┌─ Data

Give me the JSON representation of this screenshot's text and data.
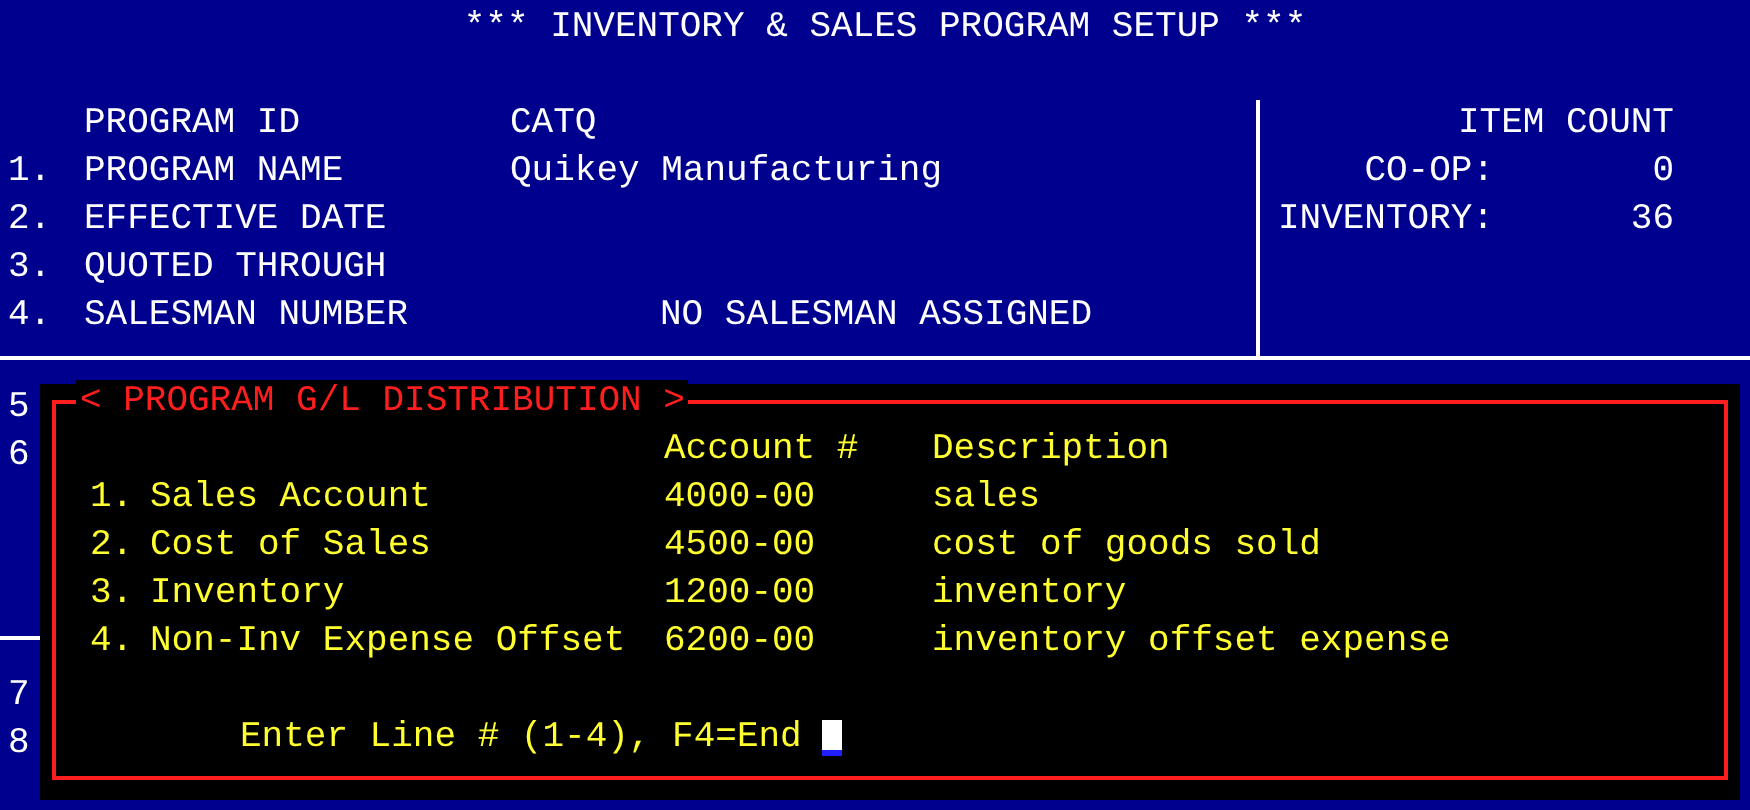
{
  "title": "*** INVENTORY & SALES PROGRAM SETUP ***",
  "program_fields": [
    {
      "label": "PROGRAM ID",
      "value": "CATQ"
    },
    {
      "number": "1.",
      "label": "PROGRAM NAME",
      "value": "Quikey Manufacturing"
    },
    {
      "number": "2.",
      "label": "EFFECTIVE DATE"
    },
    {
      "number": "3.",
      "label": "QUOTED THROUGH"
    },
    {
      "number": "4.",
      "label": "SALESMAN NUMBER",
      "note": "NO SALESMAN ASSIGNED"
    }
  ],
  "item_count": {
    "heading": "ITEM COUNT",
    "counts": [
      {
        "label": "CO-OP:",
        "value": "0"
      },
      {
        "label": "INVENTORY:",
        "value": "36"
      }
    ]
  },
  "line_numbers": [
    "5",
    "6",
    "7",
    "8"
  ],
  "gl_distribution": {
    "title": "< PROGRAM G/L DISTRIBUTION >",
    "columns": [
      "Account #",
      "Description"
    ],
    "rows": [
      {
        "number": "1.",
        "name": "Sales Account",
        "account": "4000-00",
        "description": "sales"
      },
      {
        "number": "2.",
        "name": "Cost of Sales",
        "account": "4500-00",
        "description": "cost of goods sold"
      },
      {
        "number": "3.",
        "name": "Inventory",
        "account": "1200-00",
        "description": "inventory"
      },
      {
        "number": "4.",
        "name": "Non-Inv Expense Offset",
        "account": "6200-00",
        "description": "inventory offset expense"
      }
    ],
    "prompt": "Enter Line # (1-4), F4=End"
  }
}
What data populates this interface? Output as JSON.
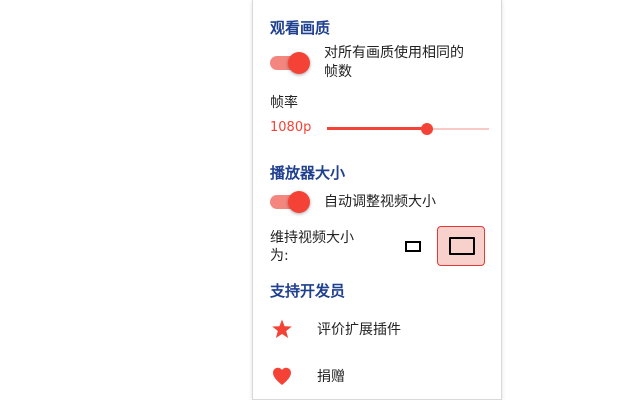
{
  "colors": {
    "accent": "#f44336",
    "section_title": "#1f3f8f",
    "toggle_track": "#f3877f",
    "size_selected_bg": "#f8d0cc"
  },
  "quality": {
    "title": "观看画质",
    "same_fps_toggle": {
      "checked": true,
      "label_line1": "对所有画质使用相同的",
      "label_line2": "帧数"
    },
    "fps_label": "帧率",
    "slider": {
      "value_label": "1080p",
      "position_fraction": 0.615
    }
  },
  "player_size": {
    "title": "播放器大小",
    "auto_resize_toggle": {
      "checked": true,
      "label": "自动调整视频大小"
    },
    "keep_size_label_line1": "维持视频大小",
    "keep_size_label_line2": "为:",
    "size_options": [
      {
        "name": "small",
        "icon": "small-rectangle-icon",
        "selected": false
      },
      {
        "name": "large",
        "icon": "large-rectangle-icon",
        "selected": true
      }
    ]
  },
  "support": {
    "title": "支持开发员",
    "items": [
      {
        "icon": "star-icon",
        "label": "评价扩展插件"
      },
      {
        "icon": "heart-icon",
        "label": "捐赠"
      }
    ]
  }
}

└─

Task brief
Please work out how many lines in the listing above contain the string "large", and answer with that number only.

Result
2